Despite ongoing mass mobilizations, Venezuela will likely remain in flux for the foreseeable future. Backed by powerful external (illiberal) allies, the Maduro regime doesn’t have to play by the rules.
As the standoff continues without much sign of a plan B from the White House, the Maduro government is threatening to arrest President Juan Guaidó. It’s time for the other members of the 50-plus international coalition to put some muscle into the game.
Juan Guaidó, who only a month ago was little known on the international scene, has positioned himself as the leader of a generation of service-oriented young Venezuelans who today represent the best option for unleashing a democratic transition in the country.
U.S. decision makers must not let frustration or enthusiasm distract them from the importance of the Venezuelan people and the constitution. Any role for the U.S. military must be a limited, supporting one at most.
In the fourth episode of two gringos with questions, your hosts Chris and Ken talk to Francisco Rodriguez, Managing Director and Chief Economist of Torino Economics on Latin America’s 2019 economic forecast, Venezuela’s economic situation, and the case for not boycotting Venezuelan elections.
The events of January 23 were a victory for the once divided and dispirited Venezuelan opposition. But with Maduro so far refusing to step aside and a rogues’ gallery of governments lining up to support him, could the U.S. have stumbled into an international showdown?

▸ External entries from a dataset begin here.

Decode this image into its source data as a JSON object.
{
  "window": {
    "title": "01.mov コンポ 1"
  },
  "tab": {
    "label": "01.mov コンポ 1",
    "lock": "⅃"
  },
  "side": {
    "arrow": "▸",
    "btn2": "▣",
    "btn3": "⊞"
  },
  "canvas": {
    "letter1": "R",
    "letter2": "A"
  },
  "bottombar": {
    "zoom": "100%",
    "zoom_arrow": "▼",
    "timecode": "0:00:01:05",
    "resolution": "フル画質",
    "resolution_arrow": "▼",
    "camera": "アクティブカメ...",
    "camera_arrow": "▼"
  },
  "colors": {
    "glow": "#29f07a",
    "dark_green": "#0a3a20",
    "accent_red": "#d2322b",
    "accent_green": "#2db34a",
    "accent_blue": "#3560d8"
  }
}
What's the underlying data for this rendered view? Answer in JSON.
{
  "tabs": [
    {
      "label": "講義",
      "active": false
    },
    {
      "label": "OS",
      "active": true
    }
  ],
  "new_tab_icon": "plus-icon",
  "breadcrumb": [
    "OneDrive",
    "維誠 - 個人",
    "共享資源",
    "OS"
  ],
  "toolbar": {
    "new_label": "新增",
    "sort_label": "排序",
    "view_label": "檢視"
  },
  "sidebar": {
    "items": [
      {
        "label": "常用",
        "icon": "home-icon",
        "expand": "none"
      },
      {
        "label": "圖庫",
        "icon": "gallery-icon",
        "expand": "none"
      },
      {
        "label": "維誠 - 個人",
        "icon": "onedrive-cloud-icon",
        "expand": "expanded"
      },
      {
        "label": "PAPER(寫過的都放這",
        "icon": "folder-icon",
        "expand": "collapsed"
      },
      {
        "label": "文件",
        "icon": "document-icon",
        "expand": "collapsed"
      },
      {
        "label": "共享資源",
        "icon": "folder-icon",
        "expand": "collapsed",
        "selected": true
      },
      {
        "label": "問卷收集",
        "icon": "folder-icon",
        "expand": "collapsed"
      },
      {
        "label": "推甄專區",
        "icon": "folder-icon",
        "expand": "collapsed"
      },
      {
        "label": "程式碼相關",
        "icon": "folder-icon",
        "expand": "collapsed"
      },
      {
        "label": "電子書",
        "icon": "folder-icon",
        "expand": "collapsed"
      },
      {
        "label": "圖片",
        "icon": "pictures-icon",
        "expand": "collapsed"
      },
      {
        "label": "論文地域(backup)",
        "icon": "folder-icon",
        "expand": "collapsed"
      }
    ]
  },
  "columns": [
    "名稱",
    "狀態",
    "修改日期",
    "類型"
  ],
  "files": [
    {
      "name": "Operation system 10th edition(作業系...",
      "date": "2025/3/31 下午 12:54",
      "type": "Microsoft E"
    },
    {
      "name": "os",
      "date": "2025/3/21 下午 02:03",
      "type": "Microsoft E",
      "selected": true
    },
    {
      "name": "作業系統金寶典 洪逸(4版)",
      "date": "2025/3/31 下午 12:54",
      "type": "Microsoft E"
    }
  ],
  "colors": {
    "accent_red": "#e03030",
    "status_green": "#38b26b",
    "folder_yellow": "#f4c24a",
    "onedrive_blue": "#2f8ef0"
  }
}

Venezuela continues to be mired in the worst economic and humanitarian crisis in Latin America’s recent history. With Maduro beginning a second term, prospects for a way out are uncertain. But two events have pointed to a potential for change.